Records drawn from a dataset:

######

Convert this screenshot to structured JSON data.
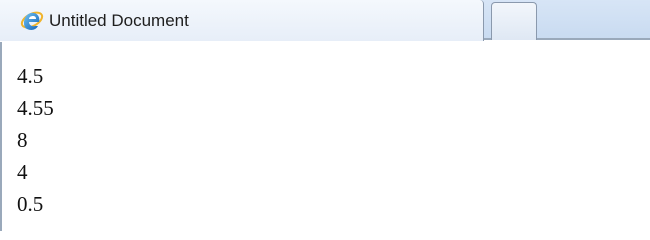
{
  "tab": {
    "title": "Untitled Document",
    "icon": "internet-explorer-icon"
  },
  "new_tab": {
    "icon": "new-tab-button"
  },
  "document": {
    "lines": [
      "4.5",
      "4.55",
      "8",
      "4",
      "0.5"
    ]
  },
  "colors": {
    "tab_bar": "#c9dbf1",
    "active_tab": "#eef3fa",
    "page_background": "#ffffff"
  }
}
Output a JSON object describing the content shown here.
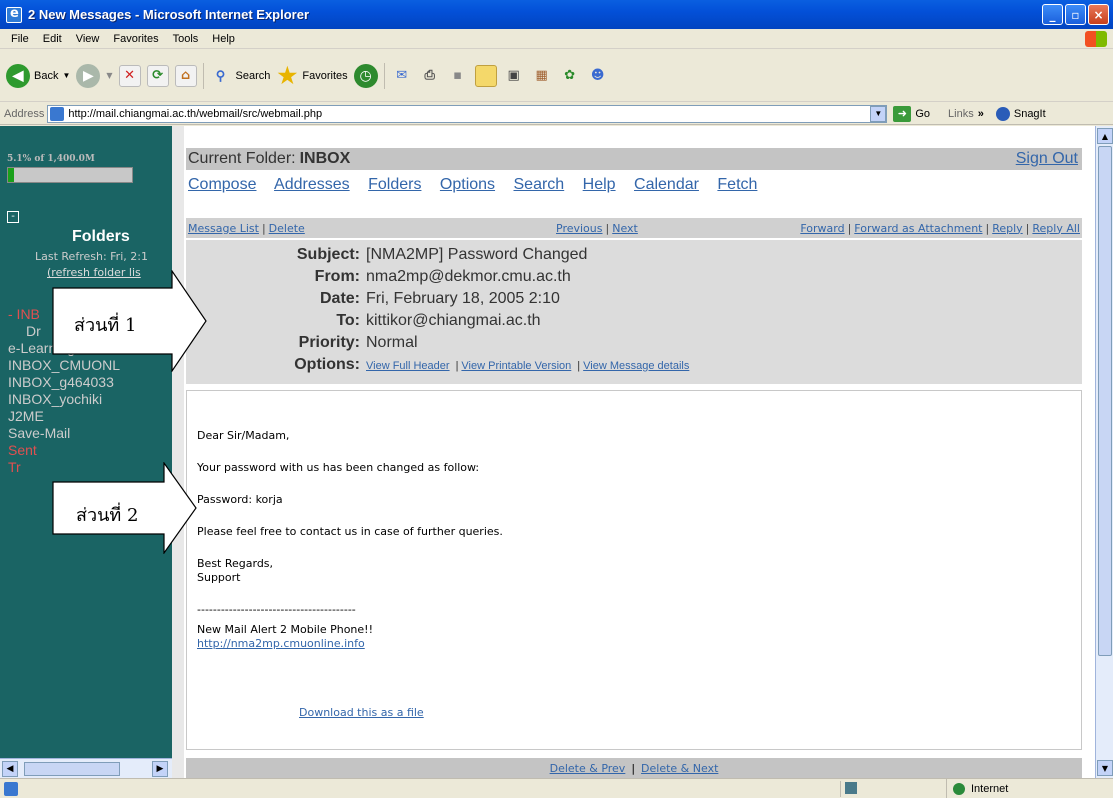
{
  "window": {
    "title": "2 New Messages - Microsoft Internet Explorer",
    "controls": [
      "_",
      "▫",
      "×"
    ]
  },
  "menu": [
    "File",
    "Edit",
    "View",
    "Favorites",
    "Tools",
    "Help"
  ],
  "toolbar": {
    "back": "Back",
    "search": "Search",
    "favorites": "Favorites"
  },
  "address": {
    "label": "Address",
    "url": "http://mail.chiangmai.ac.th/webmail/src/webmail.php",
    "go": "Go",
    "links": "Links",
    "snagit": "SnagIt"
  },
  "sidebar": {
    "quota_text": "5.1% of 1,400.0M",
    "quota_fraction": 0.051,
    "collapse": "-",
    "folders_title": "Folders",
    "last_refresh": "Last Refresh: Fri, 2:1",
    "refresh_link": "(refresh folder lis",
    "folders": [
      {
        "name": "- INB",
        "red": true,
        "indent": false
      },
      {
        "name": "Dr",
        "red": false,
        "indent": true
      },
      {
        "name": "e-Learning",
        "red": false,
        "indent": false
      },
      {
        "name": "INBOX_CMUONL",
        "red": false,
        "indent": false
      },
      {
        "name": "INBOX_g464033",
        "red": false,
        "indent": false
      },
      {
        "name": "INBOX_yochiki",
        "red": false,
        "indent": false
      },
      {
        "name": "J2ME",
        "red": false,
        "indent": false
      },
      {
        "name": "Save-Mail",
        "red": false,
        "indent": false
      },
      {
        "name": "Sent",
        "red": true,
        "indent": false
      },
      {
        "name": "Tr",
        "red": true,
        "indent": false
      }
    ]
  },
  "mail": {
    "current_folder_label": "Current Folder:",
    "current_folder": "INBOX",
    "sign_out": "Sign Out",
    "nav": [
      "Compose",
      "Addresses",
      "Folders",
      "Options",
      "Search",
      "Help",
      "Calendar",
      "Fetch"
    ],
    "actions_left": [
      "Message List",
      "Delete"
    ],
    "actions_mid": [
      "Previous",
      "Next"
    ],
    "actions_right": [
      "Forward",
      "Forward as Attachment",
      "Reply",
      "Reply All"
    ],
    "headers": {
      "subject_k": "Subject:",
      "subject": "[NMA2MP] Password Changed",
      "from_k": "From:",
      "from": "nma2mp@dekmor.cmu.ac.th",
      "date_k": "Date:",
      "date": "Fri, February 18, 2005 2:10",
      "to_k": "To:",
      "to": "kittikor@chiangmai.ac.th",
      "priority_k": "Priority:",
      "priority": "Normal",
      "options_k": "Options:",
      "options": [
        "View Full Header",
        "View Printable Version",
        "View Message details"
      ]
    },
    "body": {
      "greeting": "Dear Sir/Madam,",
      "line1": "Your password with us has been changed as follow:",
      "line2": "Password: korja",
      "line3": "Please feel free to contact us in case of further queries.",
      "regards": "Best Regards,",
      "support": "Support",
      "separator": "----------------------------------------",
      "alert": "New Mail Alert 2 Mobile Phone!!",
      "link": "http://nma2mp.cmuonline.info",
      "download": "Download this as a file"
    },
    "bottom": [
      "Delete & Prev",
      "Delete & Next"
    ]
  },
  "callouts": {
    "part1": "ส่วนที่ 1",
    "part2": "ส่วนที่ 2"
  },
  "status": {
    "zone": "Internet"
  }
}
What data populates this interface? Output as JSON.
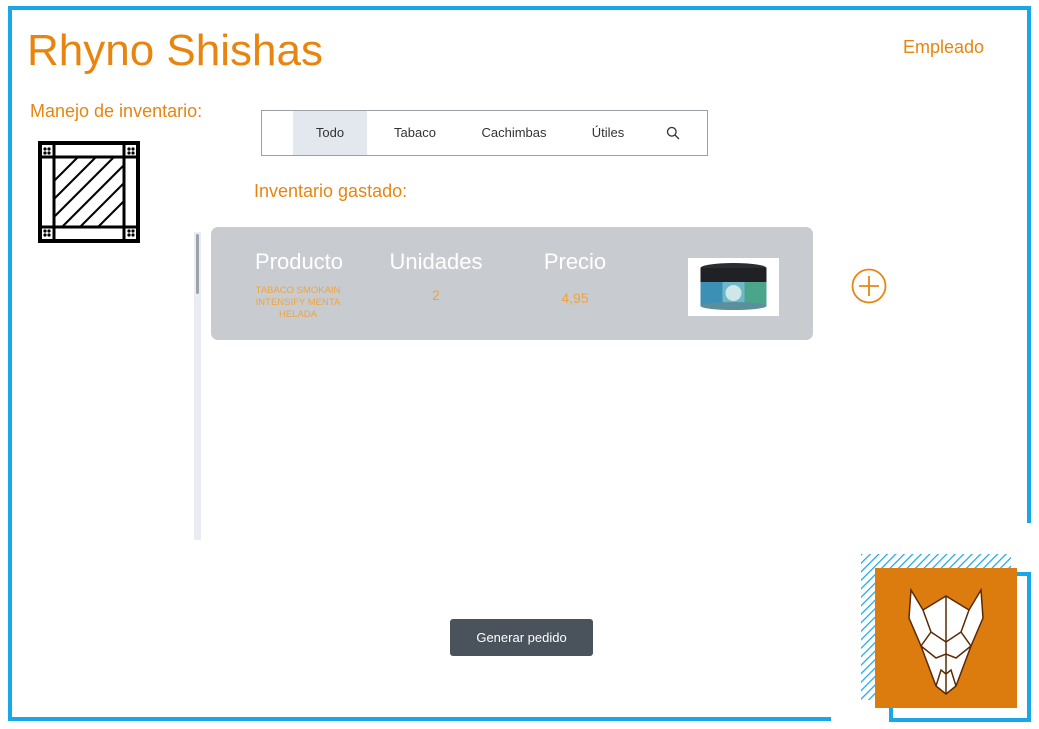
{
  "header": {
    "title": "Rhyno Shishas",
    "role_link": "Empleado"
  },
  "sidebar": {
    "section_label": "Manejo de inventario:",
    "icon": "crate-icon"
  },
  "tabs": [
    {
      "label": "Todo",
      "active": true
    },
    {
      "label": "Tabaco",
      "active": false
    },
    {
      "label": "Cachimbas",
      "active": false
    },
    {
      "label": "Útiles",
      "active": false
    }
  ],
  "tabs_search_icon": "search-icon",
  "main": {
    "subtitle": "Inventario gastado:",
    "columns": {
      "product": "Producto",
      "units": "Unidades",
      "price": "Precio"
    },
    "items": [
      {
        "product_name": "TABACO SMOKAIN INTENSIFY MENTA HELADA",
        "units": "2",
        "price": "4,95",
        "image": "product-jar-image"
      }
    ],
    "add_icon": "plus-circle-icon"
  },
  "footer": {
    "order_button": "Generar pedido"
  },
  "colors": {
    "accent": "#e8850f",
    "frame": "#1aa7e8",
    "card_bg": "#c8ccd1",
    "button_bg": "#4a525c",
    "logo_bg": "#e8850f"
  }
}
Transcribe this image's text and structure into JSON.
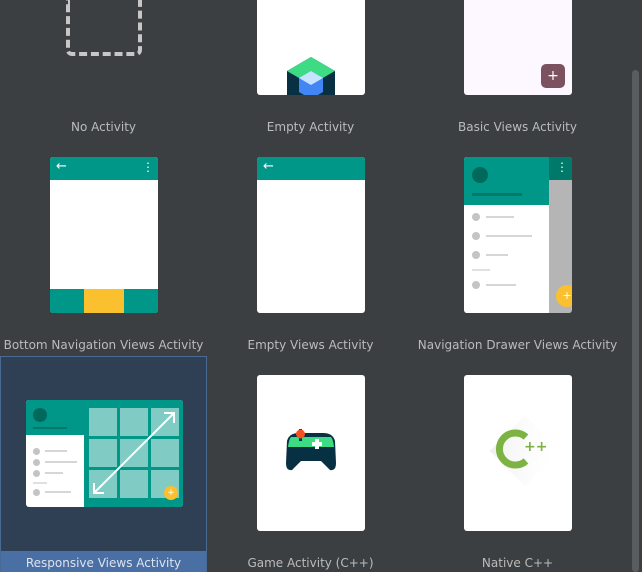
{
  "templates": [
    {
      "label": "No Activity"
    },
    {
      "label": "Empty Activity"
    },
    {
      "label": "Basic Views Activity",
      "fab": "+"
    },
    {
      "label": "Bottom Navigation Views Activity"
    },
    {
      "label": "Empty Views Activity"
    },
    {
      "label": "Navigation Drawer Views Activity",
      "fab": "+"
    },
    {
      "label": "Responsive Views Activity",
      "fab": "+"
    },
    {
      "label": "Game Activity (C++)"
    },
    {
      "label": "Native C++",
      "logo_text": "++"
    }
  ],
  "selected_template": "Responsive Views Activity",
  "icons": {
    "back_arrow": "←",
    "overflow_menu": "⋮"
  },
  "colors": {
    "background": "#3c3f41",
    "selection": "#4a6fa5",
    "teal_primary": "#009688",
    "accent_yellow": "#fbc02d"
  }
}
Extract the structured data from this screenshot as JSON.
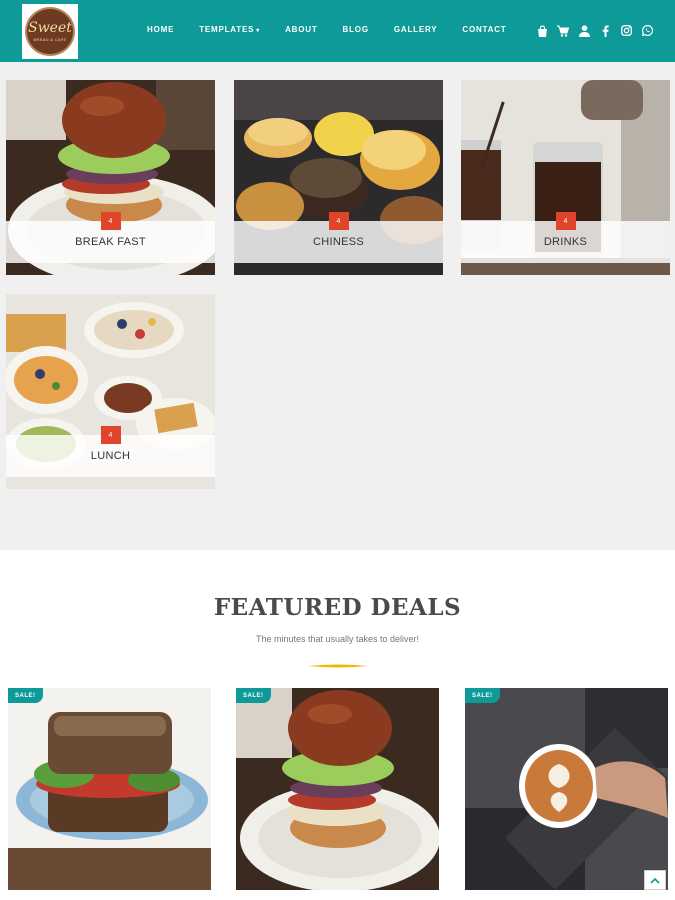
{
  "brand": {
    "logo_text": "Sweet",
    "logo_subtext": "BREAD & CAFE"
  },
  "nav": {
    "items": [
      {
        "label": "HOME"
      },
      {
        "label": "TEMPLATES"
      },
      {
        "label": "ABOUT"
      },
      {
        "label": "BLOG"
      },
      {
        "label": "GALLERY"
      },
      {
        "label": "CONTACT"
      }
    ],
    "templates_has_dropdown": true
  },
  "header_icons": [
    "bag-icon",
    "cart-icon",
    "user-icon",
    "facebook-icon",
    "instagram-icon",
    "whatsapp-icon"
  ],
  "categories": [
    {
      "label": "BREAK FAST",
      "count": "4",
      "image": "burger-photo"
    },
    {
      "label": "CHINESS",
      "count": "4",
      "image": "donuts-photo"
    },
    {
      "label": "DRINKS",
      "count": "4",
      "image": "cold-coffee-photo"
    },
    {
      "label": "LUNCH",
      "count": "4",
      "image": "lunch-spread-photo"
    }
  ],
  "featured": {
    "title": "FEATURED DEALS",
    "subtitle": "The minutes that usually takes to deliver!",
    "deals": [
      {
        "badge": "SALE!",
        "image": "sandwich-photo"
      },
      {
        "badge": "SALE!",
        "image": "burger-photo"
      },
      {
        "badge": "SALE!",
        "image": "latte-art-photo"
      }
    ]
  },
  "colors": {
    "header": "#0f9a9a",
    "accent": "#e0442b",
    "divider": "#f2b705",
    "section_bg": "#f0f0f0"
  }
}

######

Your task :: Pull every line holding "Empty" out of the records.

Task solution ::
      "label": "Empty Activity"
      "label": "Empty Views Activity"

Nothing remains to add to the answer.